» **Extracted records**
━━━━━━━━━━

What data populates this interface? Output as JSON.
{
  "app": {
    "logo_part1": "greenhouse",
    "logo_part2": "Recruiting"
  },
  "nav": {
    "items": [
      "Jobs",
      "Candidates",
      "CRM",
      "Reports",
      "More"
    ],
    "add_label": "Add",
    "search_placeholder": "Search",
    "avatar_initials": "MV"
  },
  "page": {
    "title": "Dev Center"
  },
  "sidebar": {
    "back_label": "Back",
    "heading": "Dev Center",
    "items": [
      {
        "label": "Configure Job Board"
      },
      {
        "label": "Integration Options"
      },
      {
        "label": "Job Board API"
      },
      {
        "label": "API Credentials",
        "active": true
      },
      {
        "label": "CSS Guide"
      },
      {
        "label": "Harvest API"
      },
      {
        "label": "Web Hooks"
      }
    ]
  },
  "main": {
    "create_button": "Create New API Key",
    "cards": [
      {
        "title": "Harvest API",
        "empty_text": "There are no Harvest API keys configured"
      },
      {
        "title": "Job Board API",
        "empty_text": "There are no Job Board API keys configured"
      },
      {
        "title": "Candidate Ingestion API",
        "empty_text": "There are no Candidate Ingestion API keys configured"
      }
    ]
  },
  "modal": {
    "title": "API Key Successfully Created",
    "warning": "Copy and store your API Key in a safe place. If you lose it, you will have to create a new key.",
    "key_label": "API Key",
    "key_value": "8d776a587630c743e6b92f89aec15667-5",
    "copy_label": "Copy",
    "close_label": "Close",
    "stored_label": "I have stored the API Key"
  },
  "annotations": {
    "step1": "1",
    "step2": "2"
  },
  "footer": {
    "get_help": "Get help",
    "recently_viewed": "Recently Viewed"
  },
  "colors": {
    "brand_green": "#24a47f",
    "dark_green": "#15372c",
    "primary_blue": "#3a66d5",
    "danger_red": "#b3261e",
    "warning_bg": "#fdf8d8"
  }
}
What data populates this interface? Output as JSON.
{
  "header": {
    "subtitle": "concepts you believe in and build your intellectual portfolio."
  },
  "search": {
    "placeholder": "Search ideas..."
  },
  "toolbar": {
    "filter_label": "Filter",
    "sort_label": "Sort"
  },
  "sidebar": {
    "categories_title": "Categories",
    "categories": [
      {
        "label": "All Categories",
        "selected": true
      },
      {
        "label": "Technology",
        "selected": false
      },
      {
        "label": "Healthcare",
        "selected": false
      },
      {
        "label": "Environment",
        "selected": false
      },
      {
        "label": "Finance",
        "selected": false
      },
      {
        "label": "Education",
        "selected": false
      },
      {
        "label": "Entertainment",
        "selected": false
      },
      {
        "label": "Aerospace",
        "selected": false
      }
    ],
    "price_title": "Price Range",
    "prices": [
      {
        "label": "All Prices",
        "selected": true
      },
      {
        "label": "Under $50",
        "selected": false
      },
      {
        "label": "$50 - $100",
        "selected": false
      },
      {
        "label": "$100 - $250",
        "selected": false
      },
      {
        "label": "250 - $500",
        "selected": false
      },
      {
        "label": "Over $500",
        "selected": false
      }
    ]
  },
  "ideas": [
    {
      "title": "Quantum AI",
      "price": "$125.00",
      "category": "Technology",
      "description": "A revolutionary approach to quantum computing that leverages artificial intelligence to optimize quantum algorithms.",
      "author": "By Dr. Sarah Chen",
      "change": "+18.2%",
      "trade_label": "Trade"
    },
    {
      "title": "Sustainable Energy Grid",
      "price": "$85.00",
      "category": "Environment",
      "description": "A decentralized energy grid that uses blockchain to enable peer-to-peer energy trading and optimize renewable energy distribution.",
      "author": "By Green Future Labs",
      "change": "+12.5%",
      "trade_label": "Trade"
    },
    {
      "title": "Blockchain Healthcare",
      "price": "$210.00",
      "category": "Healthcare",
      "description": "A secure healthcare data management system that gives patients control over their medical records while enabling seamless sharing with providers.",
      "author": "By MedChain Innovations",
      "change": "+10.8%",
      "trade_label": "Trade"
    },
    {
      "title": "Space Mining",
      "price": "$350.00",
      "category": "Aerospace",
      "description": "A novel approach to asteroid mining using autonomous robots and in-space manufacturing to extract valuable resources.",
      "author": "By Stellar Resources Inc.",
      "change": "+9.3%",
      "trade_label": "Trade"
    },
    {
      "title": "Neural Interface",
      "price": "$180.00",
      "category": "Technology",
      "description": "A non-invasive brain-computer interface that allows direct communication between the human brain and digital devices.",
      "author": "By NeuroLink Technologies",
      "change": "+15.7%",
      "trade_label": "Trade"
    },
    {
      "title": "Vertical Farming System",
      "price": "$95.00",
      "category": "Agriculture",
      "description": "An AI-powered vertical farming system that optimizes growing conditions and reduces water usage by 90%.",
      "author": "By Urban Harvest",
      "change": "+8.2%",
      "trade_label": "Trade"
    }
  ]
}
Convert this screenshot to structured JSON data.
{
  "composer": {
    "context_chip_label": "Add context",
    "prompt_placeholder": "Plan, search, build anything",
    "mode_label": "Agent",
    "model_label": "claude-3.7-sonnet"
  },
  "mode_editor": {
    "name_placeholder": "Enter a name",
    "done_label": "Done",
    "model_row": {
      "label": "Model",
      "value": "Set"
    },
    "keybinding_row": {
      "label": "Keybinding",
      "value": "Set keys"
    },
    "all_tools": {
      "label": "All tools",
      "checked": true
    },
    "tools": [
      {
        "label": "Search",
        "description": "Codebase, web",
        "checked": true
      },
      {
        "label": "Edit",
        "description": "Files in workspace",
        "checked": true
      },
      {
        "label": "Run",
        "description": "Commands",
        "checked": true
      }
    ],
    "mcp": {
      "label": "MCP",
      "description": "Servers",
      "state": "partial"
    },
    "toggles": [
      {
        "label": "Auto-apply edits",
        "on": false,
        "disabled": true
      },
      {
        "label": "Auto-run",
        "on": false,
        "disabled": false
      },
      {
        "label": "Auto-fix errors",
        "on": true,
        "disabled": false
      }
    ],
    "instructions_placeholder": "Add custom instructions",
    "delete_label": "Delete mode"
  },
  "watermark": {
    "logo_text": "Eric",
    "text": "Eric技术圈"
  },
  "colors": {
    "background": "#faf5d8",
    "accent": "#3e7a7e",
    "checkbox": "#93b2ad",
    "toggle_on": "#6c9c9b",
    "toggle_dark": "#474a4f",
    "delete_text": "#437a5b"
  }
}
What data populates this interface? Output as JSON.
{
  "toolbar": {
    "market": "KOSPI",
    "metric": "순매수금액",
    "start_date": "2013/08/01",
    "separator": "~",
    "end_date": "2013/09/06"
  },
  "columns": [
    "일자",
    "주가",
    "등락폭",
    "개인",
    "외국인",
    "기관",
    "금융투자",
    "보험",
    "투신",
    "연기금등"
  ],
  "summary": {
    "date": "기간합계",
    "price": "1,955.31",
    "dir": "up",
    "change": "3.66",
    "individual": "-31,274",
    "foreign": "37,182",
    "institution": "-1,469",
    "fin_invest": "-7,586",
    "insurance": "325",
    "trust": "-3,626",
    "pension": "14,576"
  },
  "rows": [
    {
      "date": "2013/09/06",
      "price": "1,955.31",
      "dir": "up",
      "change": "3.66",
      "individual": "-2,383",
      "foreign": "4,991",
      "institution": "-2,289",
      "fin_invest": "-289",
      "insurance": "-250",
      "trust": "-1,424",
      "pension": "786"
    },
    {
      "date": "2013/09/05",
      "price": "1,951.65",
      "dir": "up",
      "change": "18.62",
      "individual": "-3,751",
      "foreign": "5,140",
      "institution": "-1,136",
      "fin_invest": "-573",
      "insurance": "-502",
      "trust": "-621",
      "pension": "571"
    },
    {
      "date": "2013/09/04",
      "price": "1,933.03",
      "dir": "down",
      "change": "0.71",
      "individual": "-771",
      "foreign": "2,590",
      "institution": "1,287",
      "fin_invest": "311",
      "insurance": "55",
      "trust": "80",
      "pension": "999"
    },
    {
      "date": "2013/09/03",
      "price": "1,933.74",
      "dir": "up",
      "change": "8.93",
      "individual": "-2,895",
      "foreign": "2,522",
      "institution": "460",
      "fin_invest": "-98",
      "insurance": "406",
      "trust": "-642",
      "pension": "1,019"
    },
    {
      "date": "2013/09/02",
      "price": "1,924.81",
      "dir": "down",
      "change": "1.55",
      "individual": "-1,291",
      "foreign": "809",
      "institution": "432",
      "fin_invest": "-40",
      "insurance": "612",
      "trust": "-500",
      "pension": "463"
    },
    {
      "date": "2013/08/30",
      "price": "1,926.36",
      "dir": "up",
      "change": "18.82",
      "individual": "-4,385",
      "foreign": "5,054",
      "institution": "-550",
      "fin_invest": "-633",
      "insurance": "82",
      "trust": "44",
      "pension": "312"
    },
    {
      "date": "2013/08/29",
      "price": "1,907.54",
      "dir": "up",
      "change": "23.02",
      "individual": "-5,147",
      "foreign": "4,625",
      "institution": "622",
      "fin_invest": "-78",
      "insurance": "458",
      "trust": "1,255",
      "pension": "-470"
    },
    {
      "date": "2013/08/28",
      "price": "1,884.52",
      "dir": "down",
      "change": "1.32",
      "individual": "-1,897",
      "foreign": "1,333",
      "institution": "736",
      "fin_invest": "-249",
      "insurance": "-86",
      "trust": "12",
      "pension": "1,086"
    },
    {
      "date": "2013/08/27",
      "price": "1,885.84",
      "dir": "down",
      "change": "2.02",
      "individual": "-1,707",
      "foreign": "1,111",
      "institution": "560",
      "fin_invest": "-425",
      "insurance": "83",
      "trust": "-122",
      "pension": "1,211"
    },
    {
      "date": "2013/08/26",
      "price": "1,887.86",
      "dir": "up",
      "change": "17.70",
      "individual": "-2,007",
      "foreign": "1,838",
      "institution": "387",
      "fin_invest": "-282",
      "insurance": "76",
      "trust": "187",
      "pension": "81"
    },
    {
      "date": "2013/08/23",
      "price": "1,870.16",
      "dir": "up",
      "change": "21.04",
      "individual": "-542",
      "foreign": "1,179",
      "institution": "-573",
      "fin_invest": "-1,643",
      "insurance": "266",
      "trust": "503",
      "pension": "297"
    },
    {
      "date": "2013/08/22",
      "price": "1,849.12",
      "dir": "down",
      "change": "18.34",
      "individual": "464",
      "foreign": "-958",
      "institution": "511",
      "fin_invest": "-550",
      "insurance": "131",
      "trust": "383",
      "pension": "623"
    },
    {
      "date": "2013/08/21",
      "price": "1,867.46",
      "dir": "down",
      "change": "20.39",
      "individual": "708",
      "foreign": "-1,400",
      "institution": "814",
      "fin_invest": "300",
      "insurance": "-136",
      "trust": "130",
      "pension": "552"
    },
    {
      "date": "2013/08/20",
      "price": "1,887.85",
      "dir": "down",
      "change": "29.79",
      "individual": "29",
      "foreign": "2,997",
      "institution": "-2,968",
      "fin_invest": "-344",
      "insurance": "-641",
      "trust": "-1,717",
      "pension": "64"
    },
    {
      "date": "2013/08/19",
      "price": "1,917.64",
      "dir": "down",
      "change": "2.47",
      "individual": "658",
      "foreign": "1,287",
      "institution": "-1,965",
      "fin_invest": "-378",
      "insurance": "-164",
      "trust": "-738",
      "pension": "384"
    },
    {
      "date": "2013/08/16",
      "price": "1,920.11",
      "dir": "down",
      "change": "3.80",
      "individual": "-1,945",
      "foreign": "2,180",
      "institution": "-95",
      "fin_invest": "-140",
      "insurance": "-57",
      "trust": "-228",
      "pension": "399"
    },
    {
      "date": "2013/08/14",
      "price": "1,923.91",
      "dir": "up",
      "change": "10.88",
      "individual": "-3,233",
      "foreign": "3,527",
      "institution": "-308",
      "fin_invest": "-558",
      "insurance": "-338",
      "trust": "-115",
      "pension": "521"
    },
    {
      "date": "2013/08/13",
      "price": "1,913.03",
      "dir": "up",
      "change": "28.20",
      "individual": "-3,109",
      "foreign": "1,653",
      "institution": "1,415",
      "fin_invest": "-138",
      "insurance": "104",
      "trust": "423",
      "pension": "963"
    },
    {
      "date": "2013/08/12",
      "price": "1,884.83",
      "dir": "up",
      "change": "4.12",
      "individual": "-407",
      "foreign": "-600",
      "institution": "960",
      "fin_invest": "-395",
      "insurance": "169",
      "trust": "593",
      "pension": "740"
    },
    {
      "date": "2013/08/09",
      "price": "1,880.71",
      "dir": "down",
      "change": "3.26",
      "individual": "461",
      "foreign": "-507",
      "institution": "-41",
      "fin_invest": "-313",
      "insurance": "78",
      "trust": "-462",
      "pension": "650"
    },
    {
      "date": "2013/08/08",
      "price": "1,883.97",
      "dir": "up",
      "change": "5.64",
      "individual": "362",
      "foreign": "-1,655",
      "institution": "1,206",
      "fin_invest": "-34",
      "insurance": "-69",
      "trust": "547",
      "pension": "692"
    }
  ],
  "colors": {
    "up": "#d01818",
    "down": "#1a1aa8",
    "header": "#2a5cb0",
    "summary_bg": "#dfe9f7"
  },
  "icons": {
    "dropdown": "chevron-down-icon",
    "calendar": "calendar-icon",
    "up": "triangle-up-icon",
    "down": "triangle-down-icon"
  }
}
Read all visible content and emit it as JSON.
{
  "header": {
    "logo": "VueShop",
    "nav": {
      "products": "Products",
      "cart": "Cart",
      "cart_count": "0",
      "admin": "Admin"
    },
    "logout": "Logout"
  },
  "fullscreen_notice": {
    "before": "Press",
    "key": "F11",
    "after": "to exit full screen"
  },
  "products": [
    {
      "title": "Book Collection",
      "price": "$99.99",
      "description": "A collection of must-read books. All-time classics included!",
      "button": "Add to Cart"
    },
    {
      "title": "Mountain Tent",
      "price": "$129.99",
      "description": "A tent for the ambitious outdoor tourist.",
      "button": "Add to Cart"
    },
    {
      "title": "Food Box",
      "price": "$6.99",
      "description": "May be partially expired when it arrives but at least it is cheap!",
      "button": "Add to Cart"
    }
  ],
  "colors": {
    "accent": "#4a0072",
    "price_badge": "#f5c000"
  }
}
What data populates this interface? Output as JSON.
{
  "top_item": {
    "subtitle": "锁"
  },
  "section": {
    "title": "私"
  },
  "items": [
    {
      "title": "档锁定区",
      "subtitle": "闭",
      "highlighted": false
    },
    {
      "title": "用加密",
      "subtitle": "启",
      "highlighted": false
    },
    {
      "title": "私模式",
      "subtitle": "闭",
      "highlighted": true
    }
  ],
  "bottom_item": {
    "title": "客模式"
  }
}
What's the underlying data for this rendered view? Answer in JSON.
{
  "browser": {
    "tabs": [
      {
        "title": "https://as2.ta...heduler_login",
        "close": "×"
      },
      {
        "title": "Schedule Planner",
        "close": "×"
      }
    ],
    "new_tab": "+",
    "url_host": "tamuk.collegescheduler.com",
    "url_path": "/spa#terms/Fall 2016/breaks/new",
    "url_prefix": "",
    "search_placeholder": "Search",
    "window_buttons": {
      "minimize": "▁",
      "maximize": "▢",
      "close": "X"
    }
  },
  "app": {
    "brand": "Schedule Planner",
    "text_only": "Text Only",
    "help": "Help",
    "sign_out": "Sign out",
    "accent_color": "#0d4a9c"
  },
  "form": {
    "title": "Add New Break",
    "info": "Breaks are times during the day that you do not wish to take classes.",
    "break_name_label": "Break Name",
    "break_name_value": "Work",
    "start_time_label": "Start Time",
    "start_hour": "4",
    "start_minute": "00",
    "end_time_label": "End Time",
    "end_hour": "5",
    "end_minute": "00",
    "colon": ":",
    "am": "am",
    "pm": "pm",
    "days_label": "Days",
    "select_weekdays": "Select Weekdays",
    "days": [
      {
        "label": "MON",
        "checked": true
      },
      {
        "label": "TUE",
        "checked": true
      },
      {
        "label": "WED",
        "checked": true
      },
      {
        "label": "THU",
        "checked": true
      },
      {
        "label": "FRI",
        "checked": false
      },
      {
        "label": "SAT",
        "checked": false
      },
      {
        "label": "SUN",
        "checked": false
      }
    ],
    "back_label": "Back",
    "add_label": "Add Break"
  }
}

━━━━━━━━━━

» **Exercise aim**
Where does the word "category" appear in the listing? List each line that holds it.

» **Response**
      "category": "Technology",
      "category": "Environment",
      "category": "Healthcare",
      "category": "Aerospace",
      "category": "Technology",
      "category": "Agriculture",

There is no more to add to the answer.